# Required action:
Every line in the records below that holds "JSON" must be identified and copied.

- Opening Delimiter -

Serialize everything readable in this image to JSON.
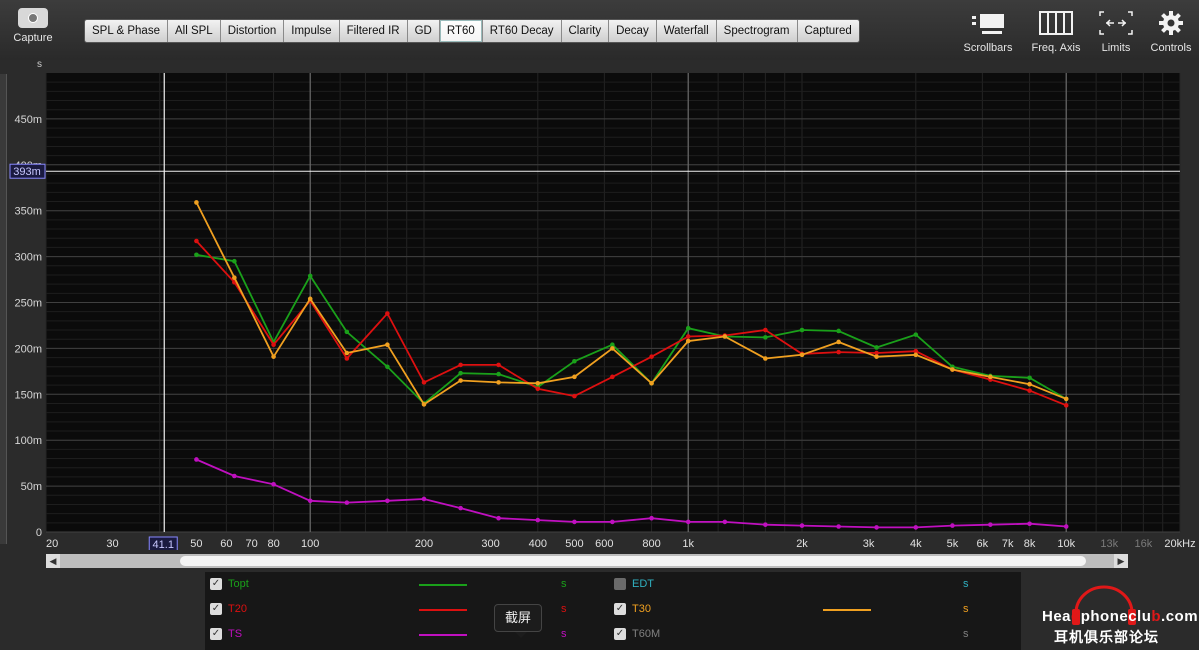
{
  "toolbar": {
    "capture_label": "Capture",
    "tabs": [
      "SPL & Phase",
      "All SPL",
      "Distortion",
      "Impulse",
      "Filtered IR",
      "GD",
      "RT60",
      "RT60 Decay",
      "Clarity",
      "Decay",
      "Waterfall",
      "Spectrogram",
      "Captured"
    ],
    "active_tab": "RT60",
    "tools": {
      "scrollbars": "Scrollbars",
      "freq_axis": "Freq. Axis",
      "limits": "Limits",
      "controls": "Controls"
    }
  },
  "chart_data": {
    "type": "line",
    "ylabel": "s",
    "xlabel": "Hz",
    "x_scale": "log",
    "xlim": [
      20,
      20000
    ],
    "ylim": [
      0,
      0.5
    ],
    "grid": true,
    "y_ticks": [
      0,
      0.05,
      0.1,
      0.15,
      0.2,
      0.25,
      0.3,
      0.35,
      0.4,
      0.45
    ],
    "y_tick_labels": [
      "0",
      "50m",
      "100m",
      "150m",
      "200m",
      "250m",
      "300m",
      "350m",
      "400m",
      "450m"
    ],
    "x_ticks": [
      20,
      30,
      50,
      60,
      70,
      80,
      100,
      200,
      300,
      400,
      500,
      600,
      800,
      1000,
      2000,
      3000,
      4000,
      5000,
      6000,
      7000,
      8000,
      10000,
      13000,
      16000,
      20000
    ],
    "x_tick_labels": [
      "20",
      "30",
      "50",
      "60",
      "70",
      "80",
      "100",
      "200",
      "300",
      "400",
      "500",
      "600",
      "800",
      "1k",
      "2k",
      "3k",
      "4k",
      "5k",
      "6k",
      "7k",
      "8k",
      "10k",
      "13k",
      "16k",
      "20kHz"
    ],
    "dim_ticks": [
      "13k",
      "16k"
    ],
    "cursor": {
      "x": 41.1,
      "x_label": "41.1",
      "y": 0.393,
      "y_label": "393m"
    },
    "x": [
      50,
      63,
      80,
      100,
      125,
      160,
      200,
      250,
      315,
      400,
      500,
      630,
      800,
      1000,
      1250,
      1600,
      2000,
      2500,
      3150,
      4000,
      5000,
      6300,
      8000,
      10000
    ],
    "series": [
      {
        "name": "Topt",
        "color": "#1aa01a",
        "values": [
          0.302,
          0.295,
          0.207,
          0.279,
          0.218,
          0.18,
          0.14,
          0.173,
          0.172,
          0.158,
          0.186,
          0.204,
          0.162,
          0.222,
          0.213,
          0.212,
          0.22,
          0.219,
          0.201,
          0.215,
          0.18,
          0.17,
          0.168,
          0.145
        ]
      },
      {
        "name": "T20",
        "color": "#dd1010",
        "values": [
          0.317,
          0.272,
          0.204,
          0.252,
          0.189,
          0.238,
          0.163,
          0.182,
          0.182,
          0.156,
          0.148,
          0.169,
          0.191,
          0.213,
          0.214,
          0.22,
          0.194,
          0.196,
          0.195,
          0.197,
          0.177,
          0.166,
          0.154,
          0.138
        ]
      },
      {
        "name": "T30",
        "color": "#f0a020",
        "values": [
          0.359,
          0.277,
          0.191,
          0.254,
          0.195,
          0.204,
          0.139,
          0.165,
          0.163,
          0.162,
          0.169,
          0.2,
          0.162,
          0.208,
          0.213,
          0.189,
          0.193,
          0.207,
          0.191,
          0.193,
          0.177,
          0.169,
          0.161,
          0.145
        ]
      },
      {
        "name": "TS",
        "color": "#c010c0",
        "values": [
          0.079,
          0.061,
          0.052,
          0.034,
          0.032,
          0.034,
          0.036,
          0.026,
          0.015,
          0.013,
          0.011,
          0.011,
          0.015,
          0.011,
          0.011,
          0.008,
          0.007,
          0.006,
          0.005,
          0.005,
          0.007,
          0.008,
          0.009,
          0.006
        ]
      }
    ]
  },
  "scrollbar": {
    "left_arrow": "◀",
    "right_arrow": "▶"
  },
  "legend": {
    "rows": [
      {
        "name": "Topt",
        "checked": true,
        "color": "#1aa01a",
        "unit": "s",
        "col": 0,
        "row": 0,
        "line": true
      },
      {
        "name": "T20",
        "checked": true,
        "color": "#dd1010",
        "unit": "s",
        "col": 0,
        "row": 1,
        "line": true
      },
      {
        "name": "TS",
        "checked": true,
        "color": "#c010c0",
        "unit": "s",
        "col": 0,
        "row": 2,
        "line": true
      },
      {
        "name": "EDT",
        "checked": false,
        "color": "#30b0c0",
        "unit": "s",
        "col": 1,
        "row": 0,
        "line": false
      },
      {
        "name": "T30",
        "checked": true,
        "color": "#f0a020",
        "unit": "s",
        "col": 1,
        "row": 1,
        "line": true
      },
      {
        "name": "T60M",
        "checked": true,
        "color": "#808080",
        "unit": "s",
        "col": 1,
        "row": 2,
        "line": false
      }
    ],
    "check_mark": "✓"
  },
  "tooltip": "截屏",
  "watermark": {
    "line1": "HeadphoneClub.com",
    "line2": "耳机俱乐部论坛",
    "line1_display_a": "Hea",
    "line1_display_b": "phoneclu",
    "line1_display_c": ".com"
  }
}
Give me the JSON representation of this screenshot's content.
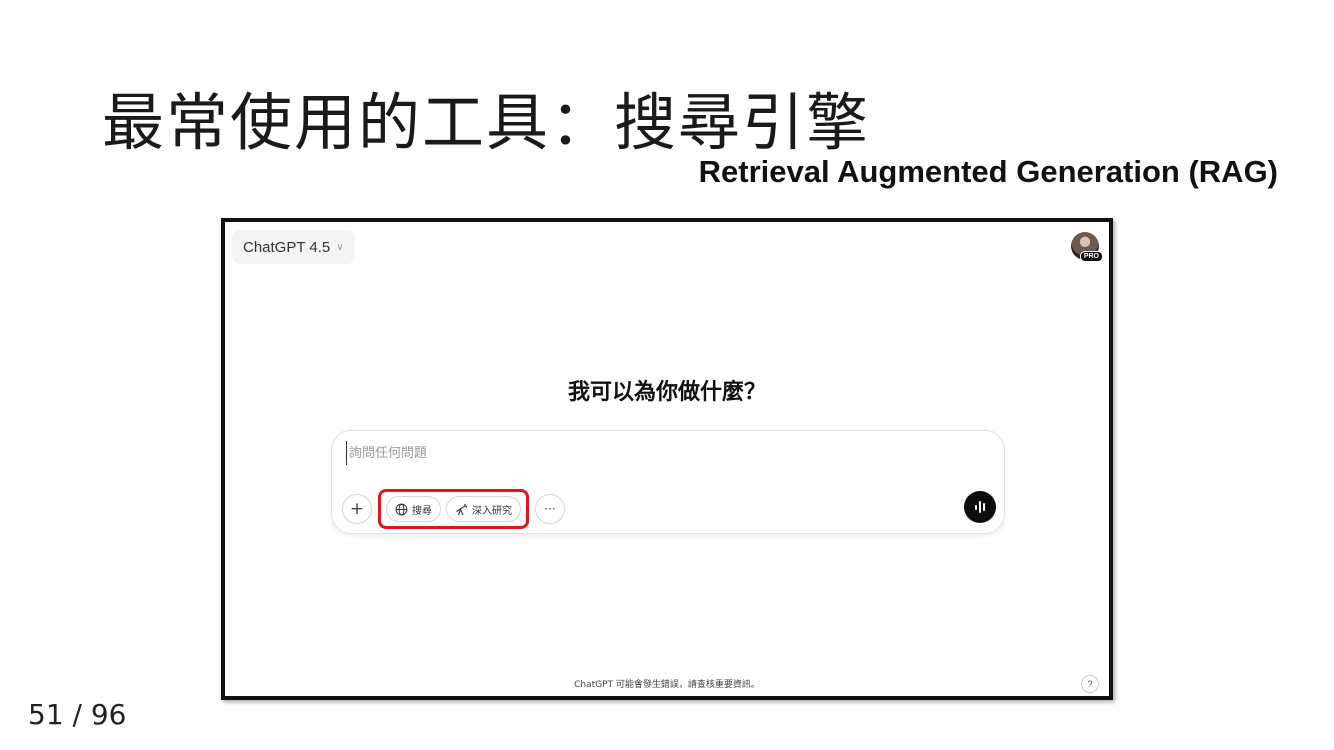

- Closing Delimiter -

# Answer for the task:
Serialize everything readable in this image to JSON.
Give me the JSON representation of this screenshot's content.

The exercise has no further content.